Source: myjoyonline

Poor education affecting SSSS implementation

A member of the presidential committee that put together the Single Spine Salary Structure (SSSS) Mr Andy Asamoah has blamed the agitations that have characterised the pay policy on poor education on the scheme.

He said if the implementers of the new salary scheme which was intended to reduce distortions in government pay structure had spent a little more time to let beneficiaries understand the likely differences in salary that may arise between workers on the same level, the agitations may have been minimized.

Prisons officers in Kumasi and elsewhere have gone on demonstrations denouncing what has been offered them under the scheme. They say the salaries – compared to what their contemporaries in the police service were given – amounts to cheating and plain insult.

Custom officers and other government workers have raised similar concerns.

Mr Andy said the piecemeal manner in which the pay policy is being implemented also lent it to the kind of disagreement and agitations that have been witnessed.

He said once proper education and explanations have not been offered and a particular category of workers are paid, what they receive becomes a yardstick for other government workers to measure their entitlements.

To contextualise his argument, Mr Andy said suppose a university lecturer and a medical doctor are both placed on level 16 on the structure, the doctor will certainly receive more pay than the lecturer. But the lecturer has to be explained to that due to the peculiarities associated with the job of the doctor, he is entitled to some allowances - to which the lecturer is not entitled – which when consolidated and added to his salary, will create some disparity between the two.

This disparity, Mr Andy explained would have arisen not as a result of the academic qualification of the two but because of their job demands and when workers, in his opinion understand this, they are likely not to complain bitterly – at least not the scale that has been seen.

While commending the implementers of the policy, he says more room must be created for people to air their grievances, and explanations offered.

“Even though they may not be happy, but once things are explained to you very, very well, even if you are not happy, you may have to accept it,” he stated.

The Deputy Minister of Employment and Social Welfare, Mr Antwi Bosiako Sekyere, admitted that public awareness on the new pay policy has not been good enough.

He however maintained that leaders of the various workers groups have been involved fully at every stage of the implementation process.

Mr Bosiako appealed to “public sector workers and the general public that we need to seek clarification, we need to seek information before we go onto the streets.”

“Surely it is really unfortunate, for example, for the prison officers to just receive your pay which has been increased and then say ‘oh the increase is small’ so instead of going to the source where the increase came from, you just go onto the streets.”

He warned that “if we continue that way, the country will be ungovernable.”

The Deputy Minister argued the Mills government was a listening one and that workers ought to understand that the quantum salary increases are being registered under the pay policy was so huge that the problems being encountered have to be anticipated.

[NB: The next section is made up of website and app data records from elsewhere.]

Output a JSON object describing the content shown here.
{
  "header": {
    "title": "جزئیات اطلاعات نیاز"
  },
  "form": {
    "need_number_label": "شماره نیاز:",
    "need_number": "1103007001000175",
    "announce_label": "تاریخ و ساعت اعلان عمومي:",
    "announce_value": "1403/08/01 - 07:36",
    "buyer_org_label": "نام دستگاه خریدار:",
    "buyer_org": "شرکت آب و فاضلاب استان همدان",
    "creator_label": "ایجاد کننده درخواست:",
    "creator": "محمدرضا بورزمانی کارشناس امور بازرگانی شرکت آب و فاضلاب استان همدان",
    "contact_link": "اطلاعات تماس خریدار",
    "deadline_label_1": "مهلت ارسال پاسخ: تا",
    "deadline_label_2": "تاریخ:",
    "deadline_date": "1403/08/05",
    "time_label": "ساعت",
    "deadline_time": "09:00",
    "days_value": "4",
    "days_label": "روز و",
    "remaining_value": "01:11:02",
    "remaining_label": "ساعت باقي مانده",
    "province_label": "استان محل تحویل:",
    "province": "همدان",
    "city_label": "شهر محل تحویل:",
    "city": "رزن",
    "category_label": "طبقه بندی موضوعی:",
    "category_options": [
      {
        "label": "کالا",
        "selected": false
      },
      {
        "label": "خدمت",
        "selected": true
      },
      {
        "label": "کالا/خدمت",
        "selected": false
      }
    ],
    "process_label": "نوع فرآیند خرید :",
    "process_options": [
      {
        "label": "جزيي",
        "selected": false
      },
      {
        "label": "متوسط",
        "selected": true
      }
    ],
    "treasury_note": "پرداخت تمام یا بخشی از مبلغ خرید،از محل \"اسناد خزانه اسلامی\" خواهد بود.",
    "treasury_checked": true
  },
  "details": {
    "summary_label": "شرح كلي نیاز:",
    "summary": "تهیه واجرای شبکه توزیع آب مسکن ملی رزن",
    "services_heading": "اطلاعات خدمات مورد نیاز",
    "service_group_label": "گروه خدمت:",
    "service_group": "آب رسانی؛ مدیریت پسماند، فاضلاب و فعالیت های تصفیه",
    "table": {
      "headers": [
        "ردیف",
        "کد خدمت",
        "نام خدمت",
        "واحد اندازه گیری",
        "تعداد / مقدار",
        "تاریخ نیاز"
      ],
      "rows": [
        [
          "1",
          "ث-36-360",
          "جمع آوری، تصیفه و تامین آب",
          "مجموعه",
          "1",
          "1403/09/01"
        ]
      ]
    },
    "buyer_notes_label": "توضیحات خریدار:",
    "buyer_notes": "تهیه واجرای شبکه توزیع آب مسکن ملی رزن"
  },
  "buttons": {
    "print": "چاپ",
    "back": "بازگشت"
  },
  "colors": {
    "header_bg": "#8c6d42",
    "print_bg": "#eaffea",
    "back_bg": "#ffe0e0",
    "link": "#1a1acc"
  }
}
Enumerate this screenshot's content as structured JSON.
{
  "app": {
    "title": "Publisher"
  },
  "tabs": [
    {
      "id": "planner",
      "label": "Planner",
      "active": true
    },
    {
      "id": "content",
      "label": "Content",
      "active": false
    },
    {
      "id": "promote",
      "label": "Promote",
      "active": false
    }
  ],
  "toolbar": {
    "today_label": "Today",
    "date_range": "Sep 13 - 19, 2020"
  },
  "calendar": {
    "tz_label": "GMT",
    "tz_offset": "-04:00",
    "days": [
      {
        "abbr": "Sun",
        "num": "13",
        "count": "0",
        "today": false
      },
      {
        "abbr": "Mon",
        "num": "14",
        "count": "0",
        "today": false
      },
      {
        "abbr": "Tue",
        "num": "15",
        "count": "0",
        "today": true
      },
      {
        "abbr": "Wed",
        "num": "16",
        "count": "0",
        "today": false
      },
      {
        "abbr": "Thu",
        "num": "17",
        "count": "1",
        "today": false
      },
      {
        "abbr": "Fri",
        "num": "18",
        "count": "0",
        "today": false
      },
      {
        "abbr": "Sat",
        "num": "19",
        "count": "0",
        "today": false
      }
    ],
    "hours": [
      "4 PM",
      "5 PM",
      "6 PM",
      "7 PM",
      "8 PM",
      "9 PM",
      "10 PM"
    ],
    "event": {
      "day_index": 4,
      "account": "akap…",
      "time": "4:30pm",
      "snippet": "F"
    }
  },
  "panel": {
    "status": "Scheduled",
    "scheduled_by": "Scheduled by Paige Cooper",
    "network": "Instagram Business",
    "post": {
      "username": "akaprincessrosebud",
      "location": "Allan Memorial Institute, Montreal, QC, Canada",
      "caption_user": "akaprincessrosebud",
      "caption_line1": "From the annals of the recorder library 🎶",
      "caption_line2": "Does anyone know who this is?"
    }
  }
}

He gave the assurance that everything possible was being done to ensure that the SSSS lives up to its promise of eradicating the distortions that have characterised public pay structure in the country for decades and bring about fairness and equity.